HOWEVER - having said all of that, the real question is: what are you planning on running on the SSD's? Even Enterprise solutions will use the MLC SSD's to save some money. By Microsoft's own calculation, in a heavy-hitting SQL environment (and we all know how disk-intensive a SQL Database can be), a 4-disk MLC SSD RAID would last 7-10 years before it became too degraded to use anymore. (Keep in mind, SSD's are designed with extra cells to replace the failed ones - this way you get maximum listed capacity until a critical threshold of cells fail, at which time you replace the SSD). An SLC SSD can last for decades before becoming unusable, and these are generally used in critical servers that are expected to be running for a very long time with very little maintenance.
Standard application servers rarely come close to the disk performance requirements of a DB server, so you'll need to clarify 'workhorse.' But generally speaking, if you build a server and use the branded SSD's offered (whether this is HP, Dell, IBM, etc...), the performance will be fantastic and the SSD's can be reasonably expected to last the lifetime of the server. Also, if they are in a RAID configuration, they can be replaced should one fail ahead of schedule. Intel, Crucial, and several other major vendors also offer solid SSD options. If you go that route though, be sure to check on the controller - some older/cheaper SSD's include older, poorer performing integrated controllers.

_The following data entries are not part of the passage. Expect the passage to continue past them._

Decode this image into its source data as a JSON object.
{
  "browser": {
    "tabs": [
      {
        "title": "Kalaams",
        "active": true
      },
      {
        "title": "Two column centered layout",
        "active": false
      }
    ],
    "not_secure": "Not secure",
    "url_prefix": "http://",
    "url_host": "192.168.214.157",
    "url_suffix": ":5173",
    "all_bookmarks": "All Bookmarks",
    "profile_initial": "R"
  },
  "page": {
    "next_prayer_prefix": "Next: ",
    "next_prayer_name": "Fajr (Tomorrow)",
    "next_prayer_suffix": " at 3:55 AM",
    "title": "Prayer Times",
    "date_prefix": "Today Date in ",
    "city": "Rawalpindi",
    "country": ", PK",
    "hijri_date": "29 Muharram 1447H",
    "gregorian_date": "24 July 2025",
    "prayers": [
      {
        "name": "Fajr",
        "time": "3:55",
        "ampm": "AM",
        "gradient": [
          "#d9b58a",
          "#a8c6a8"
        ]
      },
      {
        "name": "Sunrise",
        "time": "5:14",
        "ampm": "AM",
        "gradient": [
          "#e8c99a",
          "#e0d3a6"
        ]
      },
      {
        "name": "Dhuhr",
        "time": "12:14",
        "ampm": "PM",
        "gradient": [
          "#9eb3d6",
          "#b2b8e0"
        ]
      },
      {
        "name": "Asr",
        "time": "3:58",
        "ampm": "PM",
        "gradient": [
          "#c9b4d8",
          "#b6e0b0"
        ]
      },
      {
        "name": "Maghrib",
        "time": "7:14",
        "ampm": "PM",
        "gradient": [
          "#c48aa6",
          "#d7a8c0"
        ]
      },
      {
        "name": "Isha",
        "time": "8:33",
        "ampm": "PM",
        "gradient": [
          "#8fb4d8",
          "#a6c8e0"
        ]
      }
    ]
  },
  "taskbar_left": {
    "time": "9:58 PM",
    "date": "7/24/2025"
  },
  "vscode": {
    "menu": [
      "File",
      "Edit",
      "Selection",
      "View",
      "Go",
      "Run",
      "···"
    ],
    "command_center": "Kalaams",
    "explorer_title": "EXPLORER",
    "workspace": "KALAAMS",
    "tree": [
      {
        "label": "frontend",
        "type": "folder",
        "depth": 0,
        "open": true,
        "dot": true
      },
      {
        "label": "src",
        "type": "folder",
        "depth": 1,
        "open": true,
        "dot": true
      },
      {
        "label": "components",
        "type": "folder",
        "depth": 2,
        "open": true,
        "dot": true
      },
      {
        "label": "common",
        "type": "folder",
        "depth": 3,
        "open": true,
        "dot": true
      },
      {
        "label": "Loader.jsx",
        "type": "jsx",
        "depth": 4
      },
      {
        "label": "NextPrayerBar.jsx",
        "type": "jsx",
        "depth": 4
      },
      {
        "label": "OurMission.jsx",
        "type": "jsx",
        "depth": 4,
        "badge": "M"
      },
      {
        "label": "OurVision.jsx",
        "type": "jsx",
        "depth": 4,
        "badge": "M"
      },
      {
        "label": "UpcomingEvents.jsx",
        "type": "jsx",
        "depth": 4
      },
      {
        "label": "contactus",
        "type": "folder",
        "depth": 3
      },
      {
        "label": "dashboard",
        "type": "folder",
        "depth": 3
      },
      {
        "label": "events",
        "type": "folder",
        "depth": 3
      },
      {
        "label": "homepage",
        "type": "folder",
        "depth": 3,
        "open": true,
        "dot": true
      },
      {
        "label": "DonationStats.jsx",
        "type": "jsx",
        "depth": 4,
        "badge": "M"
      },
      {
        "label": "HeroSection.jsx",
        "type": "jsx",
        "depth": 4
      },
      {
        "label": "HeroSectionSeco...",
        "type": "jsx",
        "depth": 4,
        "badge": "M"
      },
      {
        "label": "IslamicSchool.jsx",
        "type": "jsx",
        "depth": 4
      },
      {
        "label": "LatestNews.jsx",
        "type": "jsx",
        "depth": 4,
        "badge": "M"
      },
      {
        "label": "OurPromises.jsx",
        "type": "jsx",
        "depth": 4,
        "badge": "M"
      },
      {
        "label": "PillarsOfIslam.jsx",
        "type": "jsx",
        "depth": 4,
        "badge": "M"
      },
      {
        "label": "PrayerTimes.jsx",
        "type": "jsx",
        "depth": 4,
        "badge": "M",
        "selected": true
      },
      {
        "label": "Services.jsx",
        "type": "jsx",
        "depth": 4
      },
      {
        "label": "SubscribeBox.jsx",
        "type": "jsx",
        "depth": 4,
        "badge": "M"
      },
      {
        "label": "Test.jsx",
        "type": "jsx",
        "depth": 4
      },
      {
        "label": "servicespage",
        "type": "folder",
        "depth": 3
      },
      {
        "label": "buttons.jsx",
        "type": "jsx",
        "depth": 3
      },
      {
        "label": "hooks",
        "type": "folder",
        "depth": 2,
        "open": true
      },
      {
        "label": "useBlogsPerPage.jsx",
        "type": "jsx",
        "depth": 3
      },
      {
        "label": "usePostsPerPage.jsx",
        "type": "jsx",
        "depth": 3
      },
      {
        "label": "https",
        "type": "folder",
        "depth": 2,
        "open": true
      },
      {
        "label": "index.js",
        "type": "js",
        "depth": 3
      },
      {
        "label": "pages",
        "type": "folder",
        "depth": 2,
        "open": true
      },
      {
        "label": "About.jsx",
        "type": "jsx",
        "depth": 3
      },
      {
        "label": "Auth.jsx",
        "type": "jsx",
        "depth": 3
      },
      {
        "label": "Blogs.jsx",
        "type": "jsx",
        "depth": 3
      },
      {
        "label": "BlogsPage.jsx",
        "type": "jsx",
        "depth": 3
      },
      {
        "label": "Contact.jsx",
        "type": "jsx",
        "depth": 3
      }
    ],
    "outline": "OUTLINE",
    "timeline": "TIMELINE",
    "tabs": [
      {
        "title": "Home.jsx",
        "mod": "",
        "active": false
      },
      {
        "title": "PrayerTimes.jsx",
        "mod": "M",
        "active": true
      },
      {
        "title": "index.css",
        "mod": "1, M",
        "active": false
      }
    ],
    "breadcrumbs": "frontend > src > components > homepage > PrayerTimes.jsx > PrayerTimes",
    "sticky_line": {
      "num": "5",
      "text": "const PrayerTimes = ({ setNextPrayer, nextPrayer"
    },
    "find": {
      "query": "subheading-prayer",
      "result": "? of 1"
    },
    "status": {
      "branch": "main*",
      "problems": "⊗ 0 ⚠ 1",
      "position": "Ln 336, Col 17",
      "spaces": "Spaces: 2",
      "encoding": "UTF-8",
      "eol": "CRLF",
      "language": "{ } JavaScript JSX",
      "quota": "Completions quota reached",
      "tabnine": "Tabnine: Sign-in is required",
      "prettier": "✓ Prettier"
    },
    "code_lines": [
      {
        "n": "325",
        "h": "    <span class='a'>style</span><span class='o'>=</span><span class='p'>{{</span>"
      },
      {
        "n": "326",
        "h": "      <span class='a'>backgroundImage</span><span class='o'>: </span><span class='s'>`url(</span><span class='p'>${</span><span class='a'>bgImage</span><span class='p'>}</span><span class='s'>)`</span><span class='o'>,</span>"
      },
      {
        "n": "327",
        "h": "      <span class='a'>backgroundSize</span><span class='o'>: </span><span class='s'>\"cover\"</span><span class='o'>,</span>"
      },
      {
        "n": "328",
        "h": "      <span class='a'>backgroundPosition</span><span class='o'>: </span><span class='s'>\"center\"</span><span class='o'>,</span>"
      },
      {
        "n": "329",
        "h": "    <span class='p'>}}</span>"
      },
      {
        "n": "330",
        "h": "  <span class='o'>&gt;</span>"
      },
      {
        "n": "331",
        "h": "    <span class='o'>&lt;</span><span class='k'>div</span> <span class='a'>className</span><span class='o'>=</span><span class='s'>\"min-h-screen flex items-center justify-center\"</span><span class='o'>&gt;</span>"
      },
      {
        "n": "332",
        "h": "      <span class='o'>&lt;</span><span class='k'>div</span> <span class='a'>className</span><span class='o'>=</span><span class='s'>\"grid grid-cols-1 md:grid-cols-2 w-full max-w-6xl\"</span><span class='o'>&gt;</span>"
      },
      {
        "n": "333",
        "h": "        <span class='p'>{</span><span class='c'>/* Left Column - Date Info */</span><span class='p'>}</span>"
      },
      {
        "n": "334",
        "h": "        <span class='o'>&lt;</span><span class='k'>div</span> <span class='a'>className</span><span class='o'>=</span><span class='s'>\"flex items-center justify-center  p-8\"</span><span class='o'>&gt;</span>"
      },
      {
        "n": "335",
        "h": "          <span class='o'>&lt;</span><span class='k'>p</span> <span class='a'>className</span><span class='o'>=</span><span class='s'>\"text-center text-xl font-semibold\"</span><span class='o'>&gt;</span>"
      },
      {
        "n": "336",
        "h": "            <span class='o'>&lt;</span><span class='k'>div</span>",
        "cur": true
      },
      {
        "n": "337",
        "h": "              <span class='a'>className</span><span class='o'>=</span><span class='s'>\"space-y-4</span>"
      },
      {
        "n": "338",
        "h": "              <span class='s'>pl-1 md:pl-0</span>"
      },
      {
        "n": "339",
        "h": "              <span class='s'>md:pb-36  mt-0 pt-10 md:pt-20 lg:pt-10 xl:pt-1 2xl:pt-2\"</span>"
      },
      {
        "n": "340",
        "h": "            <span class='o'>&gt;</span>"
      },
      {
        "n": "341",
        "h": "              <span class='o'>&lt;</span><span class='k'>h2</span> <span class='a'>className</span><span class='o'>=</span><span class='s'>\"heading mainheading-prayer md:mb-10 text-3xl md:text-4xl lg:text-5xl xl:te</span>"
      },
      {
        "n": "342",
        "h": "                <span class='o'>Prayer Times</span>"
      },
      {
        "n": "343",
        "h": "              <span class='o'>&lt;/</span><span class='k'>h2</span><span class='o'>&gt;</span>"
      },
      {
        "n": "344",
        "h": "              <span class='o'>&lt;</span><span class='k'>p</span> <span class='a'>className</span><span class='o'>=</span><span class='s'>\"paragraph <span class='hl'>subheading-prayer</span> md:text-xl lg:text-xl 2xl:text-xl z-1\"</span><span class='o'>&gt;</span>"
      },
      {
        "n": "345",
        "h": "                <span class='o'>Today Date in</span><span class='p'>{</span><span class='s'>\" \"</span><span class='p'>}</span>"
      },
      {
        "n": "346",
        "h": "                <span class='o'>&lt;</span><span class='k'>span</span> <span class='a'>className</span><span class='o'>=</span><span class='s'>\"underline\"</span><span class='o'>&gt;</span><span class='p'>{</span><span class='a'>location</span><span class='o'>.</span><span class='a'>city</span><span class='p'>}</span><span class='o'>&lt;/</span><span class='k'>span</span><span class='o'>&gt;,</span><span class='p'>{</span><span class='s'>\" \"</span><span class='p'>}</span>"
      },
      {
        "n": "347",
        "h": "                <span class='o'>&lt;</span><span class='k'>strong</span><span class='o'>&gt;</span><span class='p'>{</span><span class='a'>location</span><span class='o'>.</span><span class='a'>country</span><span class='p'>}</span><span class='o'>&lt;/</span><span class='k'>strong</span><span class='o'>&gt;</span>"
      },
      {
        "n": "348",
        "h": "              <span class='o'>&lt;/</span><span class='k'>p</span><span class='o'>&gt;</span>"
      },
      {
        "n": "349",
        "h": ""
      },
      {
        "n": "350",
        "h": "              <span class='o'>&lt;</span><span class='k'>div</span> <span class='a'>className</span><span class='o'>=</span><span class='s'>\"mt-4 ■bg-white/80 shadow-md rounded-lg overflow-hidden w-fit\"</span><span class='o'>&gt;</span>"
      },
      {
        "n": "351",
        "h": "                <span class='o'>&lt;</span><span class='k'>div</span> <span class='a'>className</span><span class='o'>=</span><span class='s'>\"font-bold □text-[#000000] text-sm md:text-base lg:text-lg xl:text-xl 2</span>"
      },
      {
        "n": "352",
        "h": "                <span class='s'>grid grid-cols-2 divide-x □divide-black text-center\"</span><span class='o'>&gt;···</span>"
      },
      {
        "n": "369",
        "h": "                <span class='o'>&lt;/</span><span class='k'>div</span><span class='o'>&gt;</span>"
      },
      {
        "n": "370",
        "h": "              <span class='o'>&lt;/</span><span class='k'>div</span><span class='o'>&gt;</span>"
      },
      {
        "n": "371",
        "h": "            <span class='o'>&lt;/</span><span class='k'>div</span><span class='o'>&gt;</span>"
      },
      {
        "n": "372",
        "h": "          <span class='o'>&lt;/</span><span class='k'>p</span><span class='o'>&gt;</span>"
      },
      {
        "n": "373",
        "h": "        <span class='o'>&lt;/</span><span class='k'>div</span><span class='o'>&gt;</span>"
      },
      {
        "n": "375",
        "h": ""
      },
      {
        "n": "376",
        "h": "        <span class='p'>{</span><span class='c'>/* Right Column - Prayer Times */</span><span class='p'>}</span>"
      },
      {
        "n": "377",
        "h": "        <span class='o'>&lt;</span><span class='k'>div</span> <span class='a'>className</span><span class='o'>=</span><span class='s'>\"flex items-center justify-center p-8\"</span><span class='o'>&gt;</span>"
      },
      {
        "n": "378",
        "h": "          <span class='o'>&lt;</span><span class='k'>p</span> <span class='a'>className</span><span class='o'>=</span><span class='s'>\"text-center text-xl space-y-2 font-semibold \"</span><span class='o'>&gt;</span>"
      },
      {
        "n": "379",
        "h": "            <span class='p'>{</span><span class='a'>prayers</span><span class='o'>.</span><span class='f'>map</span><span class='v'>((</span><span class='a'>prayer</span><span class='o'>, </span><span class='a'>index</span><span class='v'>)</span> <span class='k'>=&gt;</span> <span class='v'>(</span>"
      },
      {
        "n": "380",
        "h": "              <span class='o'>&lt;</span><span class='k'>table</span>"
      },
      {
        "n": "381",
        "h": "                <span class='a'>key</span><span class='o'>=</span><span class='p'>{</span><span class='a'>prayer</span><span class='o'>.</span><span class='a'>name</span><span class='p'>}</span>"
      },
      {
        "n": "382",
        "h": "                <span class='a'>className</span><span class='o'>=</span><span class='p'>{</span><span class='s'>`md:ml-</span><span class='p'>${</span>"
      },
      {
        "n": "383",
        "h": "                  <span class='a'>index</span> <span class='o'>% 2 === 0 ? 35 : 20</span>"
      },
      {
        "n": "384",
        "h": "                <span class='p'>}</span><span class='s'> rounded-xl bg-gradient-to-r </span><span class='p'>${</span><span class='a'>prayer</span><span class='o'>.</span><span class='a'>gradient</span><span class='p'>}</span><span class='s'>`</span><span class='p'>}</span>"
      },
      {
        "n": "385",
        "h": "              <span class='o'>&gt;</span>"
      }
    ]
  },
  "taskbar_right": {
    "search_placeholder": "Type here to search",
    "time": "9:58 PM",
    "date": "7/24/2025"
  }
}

A final note: today, most RAID controllers max out at a throughput of about 150,000 IOPS. This equates to 4 SSD's, which is why you generally don't put more than 4 SSD's in a RAID group - after that, you're wasting performance - the controller can't move data any faster. However, I know that at least one major vendor will soon be offering controllers with better throughput - 300,000 and 600,000 IOPS - taking you to 8- and 16-disk SSD RAID groups for increased performance. I'd recommend you check with your vendor for this spec when you are configuring your server.